"Once you spend more than $100 million on a movie, you have to save the world. And when you start there, and basically say, I have to construct a MacGuffin based on if they shut off this, or they close this portal, or they deactivate this bomb, or they come up with this cure, it will save the world — you are very limited in terms of how you execute that."

Lindelof explains that this is a very limited way of doing things. And that mounting stakes over the course of a generation have trapped the way one can write these movies:

"[I]n many ways, you can become a slave to it and — again, I make no excuses — I'm just saying you kind of have to start there. In the old days, it was just as satisfying that all Superman has to do was basically save Lois from this earthquake in California. The stakes in that movie are that the San Andreas Fault line opens up and half of California is going to fall in the ocean. That felt big enough. But there is a sense of bigger-better-faster-seen-it-before-done-that."

The Avengers aren't going to save Guam

For a mainstream American audience, the stakes must be, as Lindelof continues, mainstream American. A "Star Trek" film cannot save a random populated planet that contains a civilization we never see. These were the stakes in 1994's "Star Trek: Generations," and while saving billions of people is a noble goal for an adventure story, it would help if the audience had an emotional — and not merely an intellectual — connection to them:

"It sounds sort of hacky and defensive to say, [but it's] almost inescapable. It's almost impossible to, for example, not have a final set piece where the fate of the free world is at stake. You basically work your way backward and say, 'Well, the Avengers aren't going to save Guam, they've got to save the world.' Did 'Star Trek Into Darkness' need to have a gigantic starship crashing into San ­Francisco? I'll never know. But it sure felt like it did."

Prior to the release of "Into Darkness," Lindelof also revealed to Collider a rule he wanted to follow, even if there was no written decree. Although there are many beloved planets and species throughout Trek history, Lindelof felt it important that Earth be heavily featured, and that they spell out the premise of Trek to the (presumably very few) people in the audience who might have confused it with "Star Wars":

"I don't want to get into percentages of how much takes place on Earth and how much takes place off Earth, suffice to say I think one of the things we felt a lot of people didn't know about 'Star Trek' was that they didn't think that 'Star Trek' was the future."

Not the future? What? He went on:

"You take something like 'Star Wars,' 'Star Wars' is not the future. It's a long time ago in a galaxy far, far away. And Luke Skywalker is not a human being and isn't from the planet Earth. The idea in 'Star Trek,' they are. They're in the 23rd century and these people are from Earth. The Earth needed to play more of a role in these movies, especially in the sense of giving the audience a degree of relatability.

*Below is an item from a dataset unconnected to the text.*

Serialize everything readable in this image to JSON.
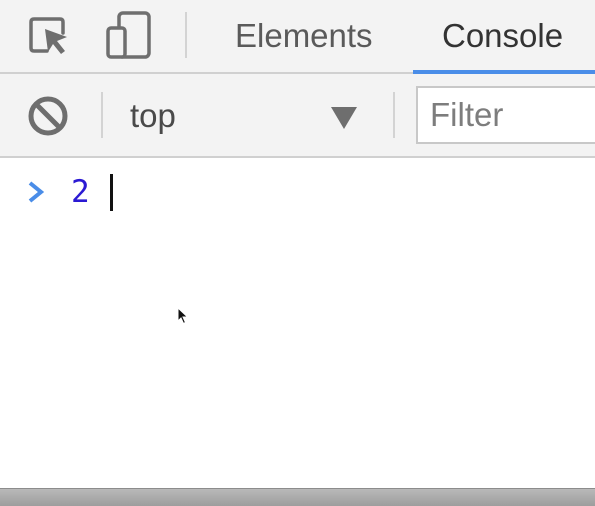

I think that in the same way that New York City becomes this anchor point for people in the Marvel movies; that's Spidey's stomping ground, that was the stomping ground for Tony Stark, that was the stomping ground for The Avengers, it's New York. We wanted to do the same thing with Earth in the 'Star Trek' movies.

Even the most casual Trekkies can, of course, differentiate between Trek and "Star Wars" movies, but I suppose one can take his meaning. As the audience is made of humans from Earth, then the story of "Into Darkness" should center on humans from Earth. 

"Star Trek Into Darkness" ultimately had a reported budget of $190 million, and would go on to earn $467 million worldwide. It led to another sequel in 2016, "Star Trek Beyond," and a 14th Trek film is currently in production. Lindelof would go on to write "The Hunt" and the "Watchmen" TV series. In 2014, he did a very wise thing and quit using Twitter